By Miller J. Wilson
With the outbreak of the H1N1 virus spreading throughout the globe and threatening to become a pandemic virus one must wonder what the effects will be on the security of nations around the world. An Associated Press report projects an estimated of 90 million ill and 2 million deaths in the US and some British experts claim 120 million deaths world-wide should H1N1 turn into a pandemic similar to the 1918 Spanish Flu Pandemic.
However, the potential cost in health is limited compared to the potential threats to National Security and economy.
One of the biggest threats that a H1N1 pandemic creates is the devastation to the economy. According to Julian Jessop of Capital Economics, the World Bank predicts a global pandemic could cause a loss of over 3 trillion dollars or 4.8% of the world’s GDP due in part to losing 30% of the workforce because of illness . Having this happen when economies around the world are already on the brink of collapse from the credit and housing crises could cause even the most stable economies to collapse. But one does not have to wait for this worst case scenario to see the damage to the economy as stocks fall, countries ban pork products, and currency loses value. This damage to the already battered economies of the world could thrust the world into a depression that is impossible to avoid.
With the collapse of economies and increased numbers of cases comes another threat to national security and that is riots. As governments try to gain a handle on the outbreaks it is inevitable that some will try to impose forced quarantines as China did during the 2003 SARS crises, which in turn led to riots. But even without forced quarantines the chance for riots is increased as refugees from less developed nations, real or imagined, flood the most developed nations and citizens become frustrated that their governments do nothing.
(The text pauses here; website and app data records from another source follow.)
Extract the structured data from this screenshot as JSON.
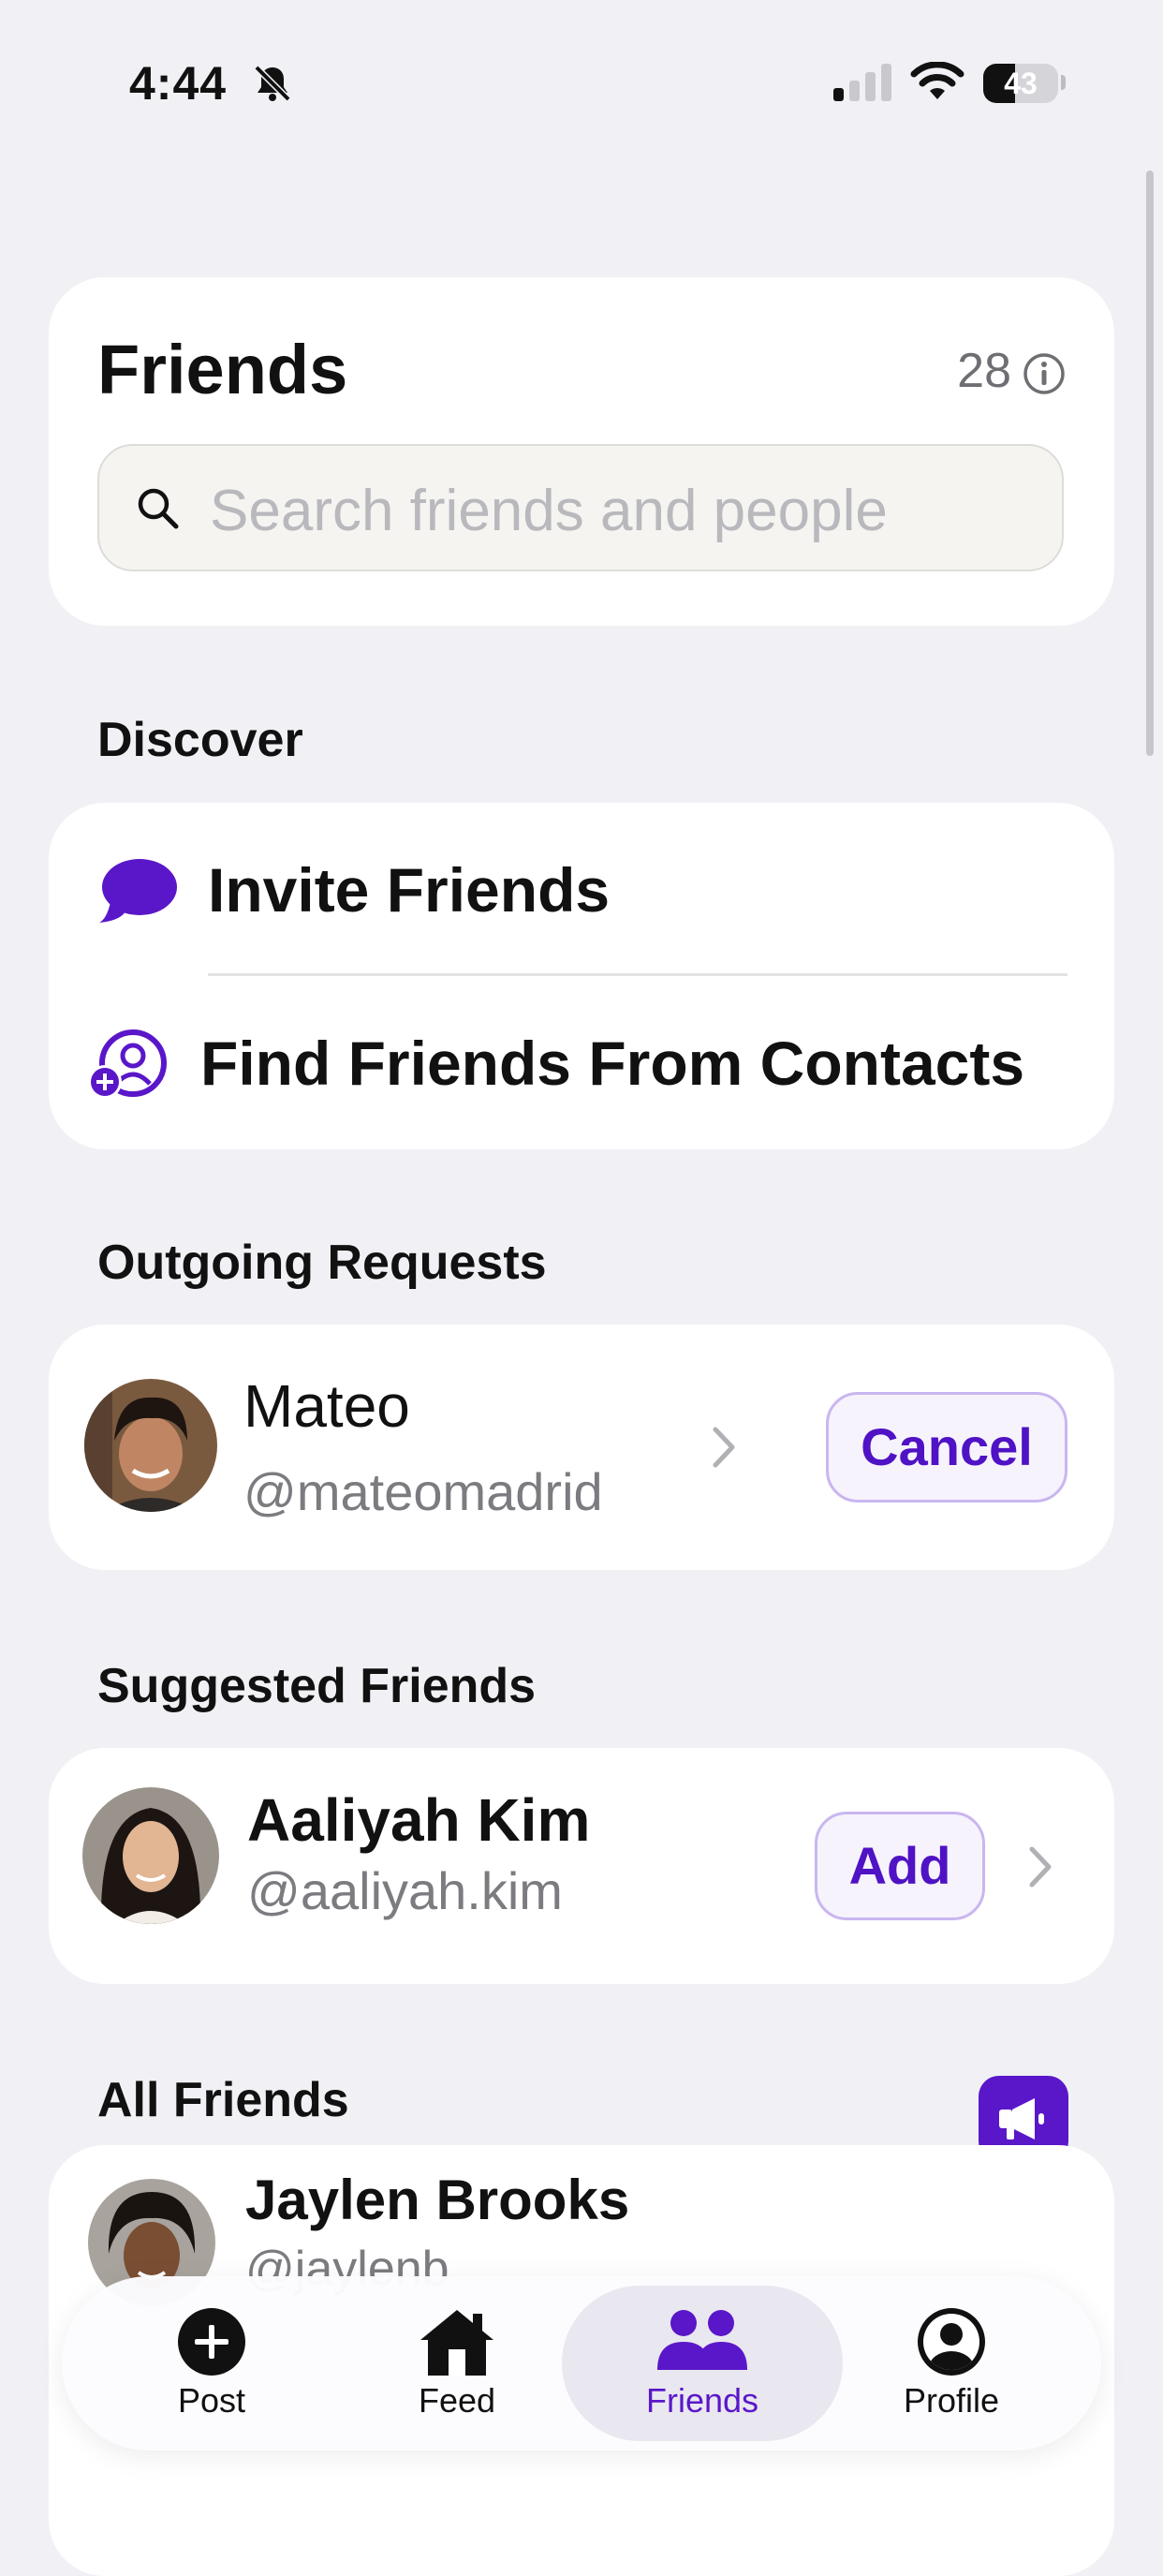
{
  "status_bar": {
    "time": "4:44",
    "battery": "43",
    "battery_level": 0.43
  },
  "header": {
    "title": "Friends",
    "count": "28",
    "search_placeholder": "Search friends and people"
  },
  "discover": {
    "label": "Discover",
    "items": [
      {
        "label": "Invite Friends",
        "icon": "chat-bubble-icon"
      },
      {
        "label": "Find Friends From Contacts",
        "icon": "add-contact-icon"
      }
    ]
  },
  "outgoing": {
    "label": "Outgoing Requests",
    "items": [
      {
        "name": "Mateo",
        "handle": "@mateomadrid",
        "action": "Cancel"
      }
    ]
  },
  "suggested": {
    "label": "Suggested Friends",
    "items": [
      {
        "name": "Aaliyah Kim",
        "handle": "@aaliyah.kim",
        "action": "Add"
      }
    ]
  },
  "all_friends": {
    "label": "All Friends",
    "items": [
      {
        "name": "Jaylen Brooks",
        "handle": "@jaylenb"
      }
    ]
  },
  "tabbar": {
    "items": [
      {
        "label": "Post",
        "icon": "plus-circle-icon"
      },
      {
        "label": "Feed",
        "icon": "home-icon"
      },
      {
        "label": "Friends",
        "icon": "people-icon",
        "active": true
      },
      {
        "label": "Profile",
        "icon": "person-circle-icon"
      }
    ]
  },
  "colors": {
    "accent": "#5a17c9",
    "background": "#f1f1f5",
    "card": "#ffffff"
  }
}
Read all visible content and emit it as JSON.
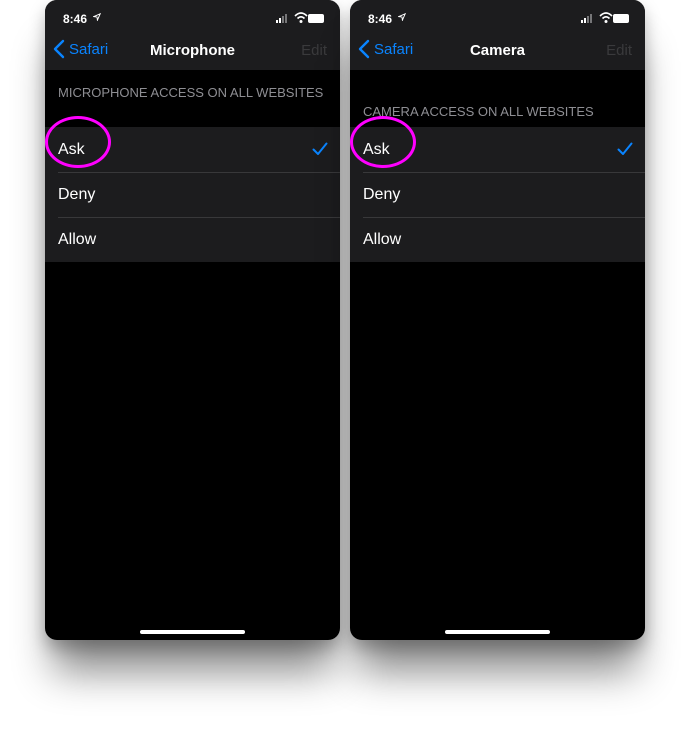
{
  "colors": {
    "accent": "#0a84ff",
    "annotation": "#ff00ff",
    "background": "#000000",
    "cell": "#1c1c1e",
    "secondary_text": "#8e8e93"
  },
  "screens": [
    {
      "status_time": "8:46",
      "back_label": "Safari",
      "title": "Microphone",
      "edit_label": "Edit",
      "section_header": "MICROPHONE ACCESS ON ALL WEBSITES",
      "options": [
        "Ask",
        "Deny",
        "Allow"
      ],
      "selected_option": "Ask",
      "icons": [
        "location-arrow-icon",
        "signal-icon",
        "wifi-icon",
        "battery-icon",
        "chevron-left-icon",
        "checkmark-icon"
      ]
    },
    {
      "status_time": "8:46",
      "back_label": "Safari",
      "title": "Camera",
      "edit_label": "Edit",
      "section_header": "CAMERA ACCESS ON ALL WEBSITES",
      "options": [
        "Ask",
        "Deny",
        "Allow"
      ],
      "selected_option": "Ask",
      "icons": [
        "location-arrow-icon",
        "signal-icon",
        "wifi-icon",
        "battery-icon",
        "chevron-left-icon",
        "checkmark-icon"
      ]
    }
  ]
}
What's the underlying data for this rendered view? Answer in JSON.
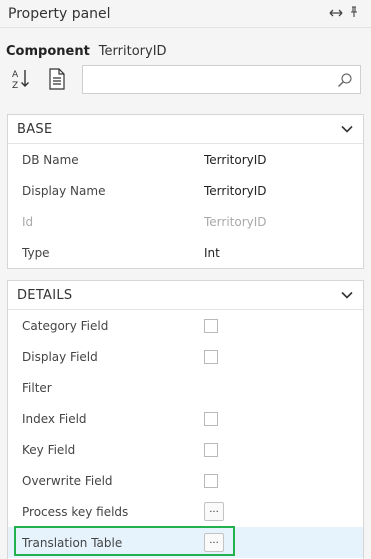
{
  "panel": {
    "title": "Property panel",
    "pin_icon": "pin-icon",
    "resize_icon": "horizontal-resize-icon"
  },
  "component": {
    "label": "Component",
    "value": "TerritoryID"
  },
  "toolbar": {
    "sort_icon": "sort-az-icon",
    "pages_icon": "property-pages-icon"
  },
  "search": {
    "value": "",
    "placeholder": "",
    "icon": "search-icon"
  },
  "base": {
    "header": "BASE",
    "rows": [
      {
        "name": "DB Name",
        "value": "TerritoryID"
      },
      {
        "name": "Display Name",
        "value": "TerritoryID"
      },
      {
        "name": "Id",
        "value": "TerritoryID"
      },
      {
        "name": "Type",
        "value": "Int"
      }
    ]
  },
  "details": {
    "header": "DETAILS",
    "rows": [
      {
        "name": "Category Field",
        "control": "checkbox",
        "checked": false
      },
      {
        "name": "Display Field",
        "control": "checkbox",
        "checked": false
      },
      {
        "name": "Filter",
        "control": "none"
      },
      {
        "name": "Index Field",
        "control": "checkbox",
        "checked": false
      },
      {
        "name": "Key Field",
        "control": "checkbox",
        "checked": false
      },
      {
        "name": "Overwrite Field",
        "control": "checkbox",
        "checked": false
      },
      {
        "name": "Process key fields",
        "control": "ellipsis",
        "button_label": "..."
      },
      {
        "name": "Translation Table",
        "control": "ellipsis",
        "button_label": "..."
      }
    ]
  },
  "colors": {
    "highlight": "#22b14c",
    "selected_row": "#e7f3fc"
  }
}
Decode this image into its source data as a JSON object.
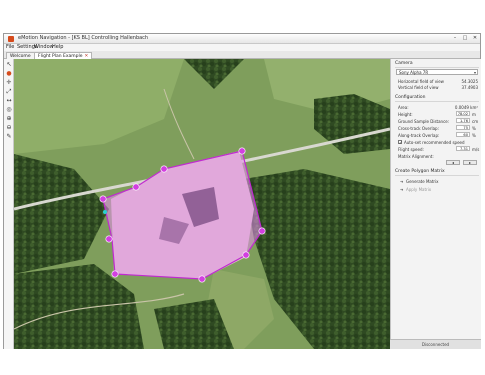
{
  "window": {
    "title": "eMotion Navigation - [KS BL] Controlling Hallenbach",
    "minimize": "–",
    "maximize": "□",
    "close": "✕"
  },
  "menu": [
    "File",
    "Settings",
    "Window",
    "Help"
  ],
  "tabs": [
    {
      "label": "Welcome",
      "active": false
    },
    {
      "label": "Flight Plan Example",
      "active": true,
      "close": "✕"
    }
  ],
  "tools": [
    "↖",
    "●",
    "✛",
    "⤢",
    "↔",
    "◎",
    "⊕",
    "⊖",
    "✎"
  ],
  "camera": {
    "section": "Camera",
    "selected": "Sony Alpha 7R",
    "fields": [
      {
        "label": "Horizontal field of view",
        "value": "54.3025"
      },
      {
        "label": "Vertical field of view",
        "value": "37.4903"
      }
    ]
  },
  "configuration": {
    "section": "Configuration",
    "area_label": "Area:",
    "area_value": "0.0049 km²",
    "inputs": [
      {
        "label": "Height:",
        "value": "78.02",
        "unit": "m"
      },
      {
        "label": "Ground Sample Distance:",
        "value": "1.76",
        "unit": "cm"
      },
      {
        "label": "Cross-track Overlap:",
        "value": "75",
        "unit": "%"
      },
      {
        "label": "Along-track Overlap:",
        "value": "60",
        "unit": "%"
      }
    ],
    "auto_speed_label": "Auto-set recommended speed",
    "auto_speed_checked": true,
    "flight_speed": {
      "label": "Flight speed:",
      "value": "7.31",
      "unit": "m/s"
    },
    "alignment_label": "Matrix Alignment:",
    "align_left": "◂",
    "align_right": "▸"
  },
  "polygon_matrix": {
    "section": "Create Polygon Matrix",
    "generate": "Generate Matrix",
    "apply": "Apply Matrix"
  },
  "status": "Disconnected",
  "colors": {
    "polygon_fill": "#e88ef0",
    "polygon_stroke": "#c02ad0",
    "vertex": "#d23fe0",
    "accent": "#d64b1c"
  }
}
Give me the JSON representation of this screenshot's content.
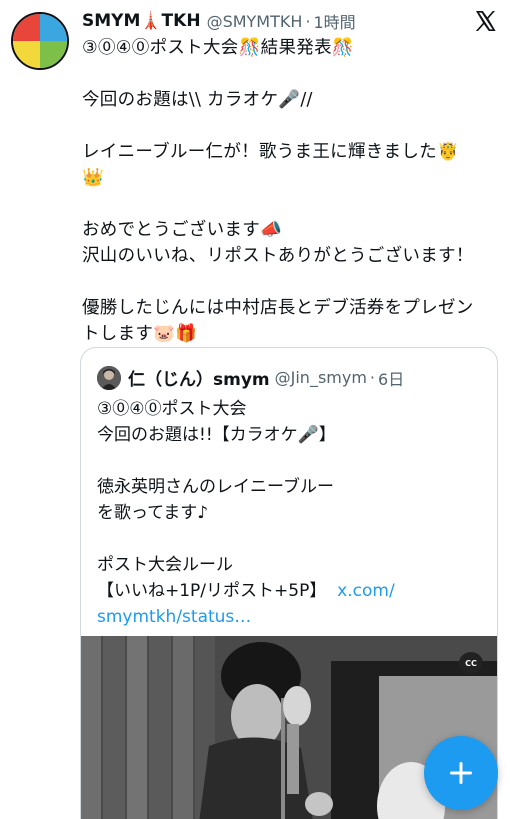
{
  "author": {
    "display_name": "SMYM🗼TKH",
    "handle": "@SMYMTKH",
    "separator": "·",
    "time": "1時間"
  },
  "tweet_lines": [
    "③⓪④⓪ポスト大会🎊結果発表🎊",
    "",
    "今回のお題は\\\\ カラオケ🎤//",
    "",
    "レイニーブルー仁が！歌うま王に輝きました🤴",
    "👑",
    "",
    "おめでとうございます📣",
    "沢山のいいね、リポストありがとうございます！",
    "",
    "優勝したじんには中村店長とデブ活券をプレゼン",
    "トします🐷🎁"
  ],
  "quoted": {
    "display_name": "仁（じん）smym",
    "handle": "@Jin_smym",
    "separator": "·",
    "time": "6日",
    "lines": [
      "③⓪④⓪ポスト大会",
      "今回のお題は!!【カラオケ🎤】",
      "",
      "徳永英明さんのレイニーブルー",
      "を歌ってます♪",
      "",
      "ポスト大会ルール",
      "【いいね+1P/リポスト+5P】"
    ],
    "link_part1": "x.com/",
    "link_part2": "smymtkh/status…",
    "cc_label": "CC"
  },
  "icons": {
    "x_logo": "x-logo-icon",
    "compose": "plus-icon",
    "captions": "cc-icon"
  },
  "colors": {
    "link": "#1d9bf0",
    "fab": "#1d9bf0",
    "secondary_text": "#536471"
  }
}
This can already be seen in the U.S. as proponents for border closings are already demanding. Compounding this problem will be the increased fear and frustration caused by an increase in the number of confirmed cases and deaths in an area that naturally leads to mass hysteria and anger at the central government that seems unable or unwilling to help out as we witnessed in New Orleans after Hurricane Katrina.
Finally, a pandemic would weaken the defense capabilities of the states most affected and would be a great opportunity for another state to attack either using conventional or cyber warfare. With viruses in the electrical grid placed by Russian and Chinese hackers and Chinese microchips installed in the military aircraft, the U.S. is particularly vulnerable to this. In addition to outside threats is the threat of militants within a country staging rebellions or coups. This is especially true for countries with weak central governments that already have problems with militants, such as Pakistan and Afghanistan.
In the end we will have to wait to see where this current H1N1 crisis takes us as it could wind up doing nothing, as the swine flu scare of 1976 was, or slowing during the summer only to return with catastrophic devastation as the 1918 Spanish Flu Pandemic did. The one thing that we do know is that we had better address all of the security concerns now while there is time instead of waiting until it is too late.
Miller J. Wilson is currently an AMU student working on his BA in Intelligence Operations. In addition he is a volunteer for his local Medical Reserve Corps and Citizens Emergency Response Team (CERT).